Consequences Of Fathers For Men Themselves And Their Children
Becoming a father impacts a man's own psychological development and well-being. One avenue of interest is the impact of fatherhood on men's self-identity. Fatherhood is positively related to men's ability to understand themselves, and to understand others sympathetically. In addition, John Snarey (1993) has found that fathers who are highly involved with their children were higher in societal generativity (i.e., serving as a mentor, providing leadership in the community, or caring for other younger adults). Fathering may be an important contribution to men's development as adults.

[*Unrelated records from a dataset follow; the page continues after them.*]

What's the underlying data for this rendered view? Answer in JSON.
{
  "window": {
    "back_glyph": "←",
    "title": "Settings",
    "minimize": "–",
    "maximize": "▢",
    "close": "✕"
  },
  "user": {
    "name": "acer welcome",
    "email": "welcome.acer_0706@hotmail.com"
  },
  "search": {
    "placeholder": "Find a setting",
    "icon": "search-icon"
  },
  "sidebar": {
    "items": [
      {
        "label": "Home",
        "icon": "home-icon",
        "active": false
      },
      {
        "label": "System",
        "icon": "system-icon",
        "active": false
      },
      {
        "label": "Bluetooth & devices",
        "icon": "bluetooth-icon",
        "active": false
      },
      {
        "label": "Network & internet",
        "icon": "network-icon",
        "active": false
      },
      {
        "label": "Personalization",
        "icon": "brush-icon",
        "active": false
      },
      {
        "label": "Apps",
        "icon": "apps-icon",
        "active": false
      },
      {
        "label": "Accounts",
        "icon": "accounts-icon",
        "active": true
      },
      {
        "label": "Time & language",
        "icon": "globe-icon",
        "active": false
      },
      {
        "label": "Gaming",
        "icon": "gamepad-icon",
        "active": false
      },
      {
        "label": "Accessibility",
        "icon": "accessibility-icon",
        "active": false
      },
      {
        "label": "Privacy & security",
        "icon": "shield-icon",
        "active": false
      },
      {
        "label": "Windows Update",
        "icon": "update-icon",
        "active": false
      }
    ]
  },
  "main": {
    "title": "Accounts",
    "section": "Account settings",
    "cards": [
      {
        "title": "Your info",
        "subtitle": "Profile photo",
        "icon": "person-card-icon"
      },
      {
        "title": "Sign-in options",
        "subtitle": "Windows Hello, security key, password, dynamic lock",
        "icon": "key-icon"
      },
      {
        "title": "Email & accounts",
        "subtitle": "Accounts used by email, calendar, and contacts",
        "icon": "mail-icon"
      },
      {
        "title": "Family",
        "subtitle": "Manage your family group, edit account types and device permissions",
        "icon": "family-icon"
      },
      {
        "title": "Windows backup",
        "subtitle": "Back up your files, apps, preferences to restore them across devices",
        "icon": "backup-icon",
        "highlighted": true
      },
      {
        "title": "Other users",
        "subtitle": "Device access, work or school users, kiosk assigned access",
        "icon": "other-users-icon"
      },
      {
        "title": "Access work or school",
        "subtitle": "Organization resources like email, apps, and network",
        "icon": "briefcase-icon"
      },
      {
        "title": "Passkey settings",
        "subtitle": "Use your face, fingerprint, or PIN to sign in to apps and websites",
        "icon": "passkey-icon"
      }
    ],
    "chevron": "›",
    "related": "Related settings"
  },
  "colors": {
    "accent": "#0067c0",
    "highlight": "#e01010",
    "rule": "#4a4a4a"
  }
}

Fathers have an impact on their children as well. In the case of nonresident fathers, there are modest but positive links between fathers' contact with their children and academic success on the one hand and negative links with internalizing problems on the other. Quality matters, too: Adolescents who reported a strong attachment with their nonresidential fathers and whose fathers used authoritative parenting had higher educational attainment, were less depressed, and were less likely to be imprisoned (Amato and Gilbreth 1999). In intact families, similar findings were evident: there is a moderate negative association between authoritative fathering and internalizing and externalizing problems. Moreover, the positive influence of fathers on children's behavior was evident for Euro-American, African-American, and Latino fathers (Marsiglio et al. 2000).